The survey also identified areas to strengthen with regard to campus climate. Some members of the campus community indicated they had experienced exclusionary, intimidating, offensive and/ or hostile conduct, including a small number that cited unwanted sexual contact. For a small number of those respondents, the conduct interfered with their ability to work or learn on campus.
“This study is the approach used to reach large numbers of people at one point in time,” said Beth Schneider, professor of sociology and a member of the Campus Climate Survey ad hoc committee. “In every climate study, the majority of survey participants approve their campus climate. What is found — and these are, indeed, consistent across studies and across the U.S. — is that the groups that are disadvantaged in society are the groups that report the highest levels of dissatisfaction with the climate on campuses. That is, women report higher rates of dissatisfaction compared to men; people of color report higher rates compared to whites; black students report higher rates compared to Asian Americans, and so on.

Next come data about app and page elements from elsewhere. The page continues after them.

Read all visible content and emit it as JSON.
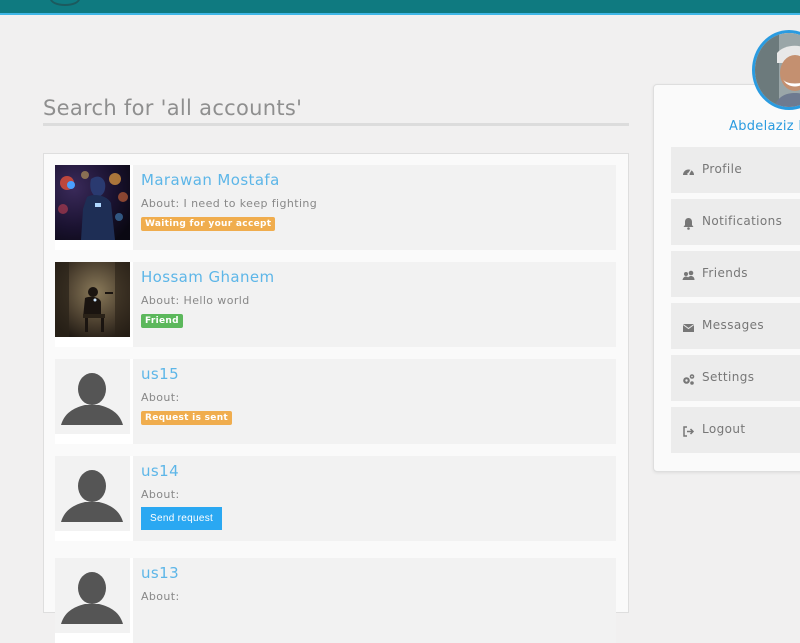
{
  "search": {
    "title": "Search for 'all accounts'"
  },
  "results": [
    {
      "name": "Marawan Mostafa",
      "about": "About: I need to keep fighting",
      "status": "Waiting for your accept",
      "status_kind": "badge-waiting"
    },
    {
      "name": "Hossam Ghanem",
      "about": "About: Hello world",
      "status": "Friend",
      "status_kind": "badge-friend"
    },
    {
      "name": "us15",
      "about": "About:",
      "status": "Request is sent",
      "status_kind": "badge-sent"
    },
    {
      "name": "us14",
      "about": "About:",
      "action": "Send request"
    },
    {
      "name": "us13",
      "about": "About:"
    }
  ],
  "sidebar": {
    "username": "Abdelaziz M",
    "items": [
      {
        "label": "Profile",
        "icon": "dashboard-icon"
      },
      {
        "label": "Notifications",
        "icon": "bell-icon"
      },
      {
        "label": "Friends",
        "icon": "users-icon"
      },
      {
        "label": "Messages",
        "icon": "envelope-icon"
      },
      {
        "label": "Settings",
        "icon": "gears-icon"
      },
      {
        "label": "Logout",
        "icon": "sign-out-icon"
      }
    ]
  },
  "colors": {
    "topbar": "#0f7a80",
    "topbar_accent": "#3fb6e6",
    "link_blue": "#5db6e8",
    "badge_orange": "#f0ad4e",
    "badge_green": "#5cb85c",
    "button_blue": "#2aa8f2"
  }
}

“For the UCSB campus, when it comes to students, there are no surprises,” Schneider continued. “On a campus that is close to being a Hispanic Serving Institution, black students are a relatively small population sector. This is of course true at most but not all UC campuses.”
Creating an environment in which every student and every faculty and staff member feels welcome has always been a primary goal of the university, noted Anna Everett, professor and of film and media studies and a member of the Campus Climate Survey committee. Everett served as acting associate vice chancellor for diversity, equity and academic policy during the period of time the survey was administered.
She cited a number of initiatives already in place that are designed to make the campus more inclusionary for everyone. Among them are the Diversity Forum newsletter published twice yearly, which educates and informs the campus on issues related to diversity and policies; family-friendly policies for faculty; workshops for department chairs and other key personnel regarding best practices during recruitment season; and the Dream Scholars Mentorship Initiative.
Debbie Fleming, senior associate dean for student life, highlighted other programs designed to improve the safety of our campus community and improve the overall campus climate. “We are adding counseling and advocacy resources to programs such as Campus Advocacy Resources and Education (CARE), and we’re implementing a bystander intervention training program that gives participants the skills to intervene in situations that are out of the view of the police or other authorities and where they feel safe and comfortable doing so,” Fleming said.
Reports for all UC campuses and facilities, as well as the UC system as a whole, can be found at http://campusclimate.ucop.edu.